Cardiac disease in pregnancy cardiac ablation

Jump to: navigation, search

Cardiac disease in pregnancy Microchapters

Home

Overview

Pathophysiology

Epidemiology and Demographics

Risk Factors

Diagnosis

History and Symptoms

Physical Examination

Electrocardiogram

Exercise Testing

Radiation Exposure

Chest X Ray

Echocardiography

MRI

CT

Catheterization:

Pulmonary artery catheterization
Cardiac catheterization
Cardiac Ablation

Treatment

Cardiovascular Drugs in Pregnancy

Labor and delivery

Resuscitation in Late Pregnancy

Contraindications to pregnancy

Special Scenarios:

I. Pre-existing Cardiac Disease:
Congenital Heart Disease
Repaired Congenital Heart Disease
Pulmonary Hypertension
Rheumatic Heart Disease
Connective Tissue Disorders
II. Valvular Heart Disease:
Mitral Stenosis
Mitral Regurgitation
Aortic Insufficiency
Aortic Stenosis
Mechanical Prosthetic Valves
Tissue Prosthetic Valves
III. Cardiomyopathy:
Dilated Cardiomyopathy
Hypertrophic Cardiomyopathy
Peripartum Cardiomyopathy
IV. Cardiac diseases that may develop During Pregnancy:
Arrhythmias
Acute Myocardial Infarction
Hypertension
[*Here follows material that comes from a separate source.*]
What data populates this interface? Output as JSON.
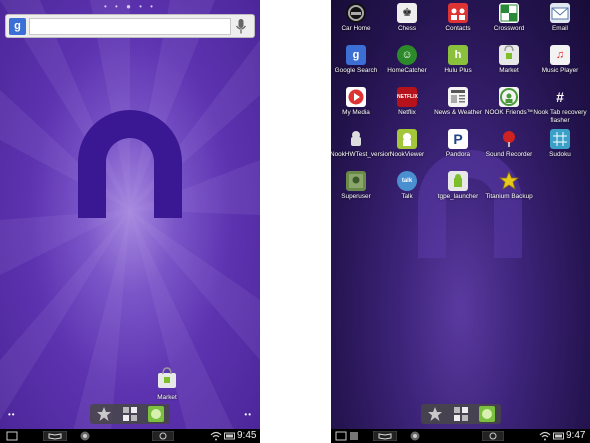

Cardiac disease in pregnancy cardiac ablation On the Web

Most recent articles

Most cited articles

Review articles

CME Programs

Powerpoint slides

Images

American Roentgen Ray Society Images of Cardiac disease in pregnancy cardiac ablation

All Images
X-rays
Echo & Ultrasound
CT Images
MRI

Ongoing Trials at Clinical Trials.gov

US National Guidelines Clearinghouse

NICE Guidance

FDA on Cardiac disease in pregnancy cardiac ablation

CDC on Cardiac disease in pregnancy cardiac ablation

Cardiac disease in pregnancy cardiac ablation in the news

Blogs on Cardiac disease in pregnancy cardiac ablation

Directions to Hospitals Treating Cardiac disease in pregnancy

Risk calculators and risk factors for Cardiac disease in pregnancy cardiac ablation

Editor-In-Chief: C. Michael Gibson, M.S., M.D. [1]

Overview

Catheter ablation is indicated only in rare cases of intractable arrhythmia causing cardiac decompensation. Ablation is not routinely performed because of the high radiation dose involved with catheterization (1.5 mGy).

Cardiac Ablation

Minimizing Risk to the Fetus

To minimize radiation to the pelvic and abdominal areas, the following steps may be considered:

  • Radial approach rather than the femoral approach is preferred.
  • Shield the gravid uterus to minimize radiation exposure
  • Short fluoroscopic time minimizes radiation exposure

References


Cardiology


Linked-in.jpg